Website and app data records
────
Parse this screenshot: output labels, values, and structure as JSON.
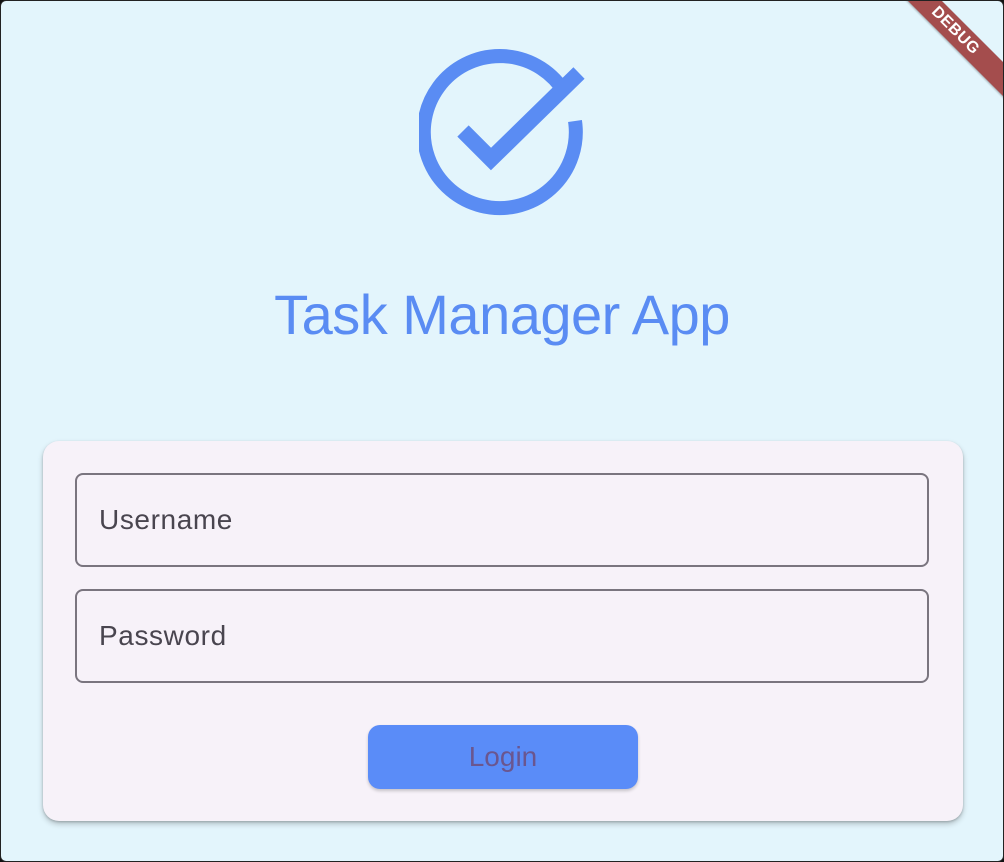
{
  "app": {
    "title": "Task Manager App",
    "logo_icon": "check-circle-icon",
    "accent_color": "#5a8cf3"
  },
  "login_form": {
    "username_placeholder": "Username",
    "password_placeholder": "Password",
    "login_label": "Login"
  },
  "debug_banner": {
    "label": "DEBUG",
    "color": "#a44d4d"
  }
}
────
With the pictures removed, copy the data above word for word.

_Solution to this problem_
Parse this screenshot: output labels, values, and structure as JSON.
{
  "app": {
    "title": "Task Manager App",
    "logo_icon": "check-circle-icon",
    "accent_color": "#5a8cf3"
  },
  "login_form": {
    "username_placeholder": "Username",
    "password_placeholder": "Password",
    "login_label": "Login"
  },
  "debug_banner": {
    "label": "DEBUG",
    "color": "#a44d4d"
  }
}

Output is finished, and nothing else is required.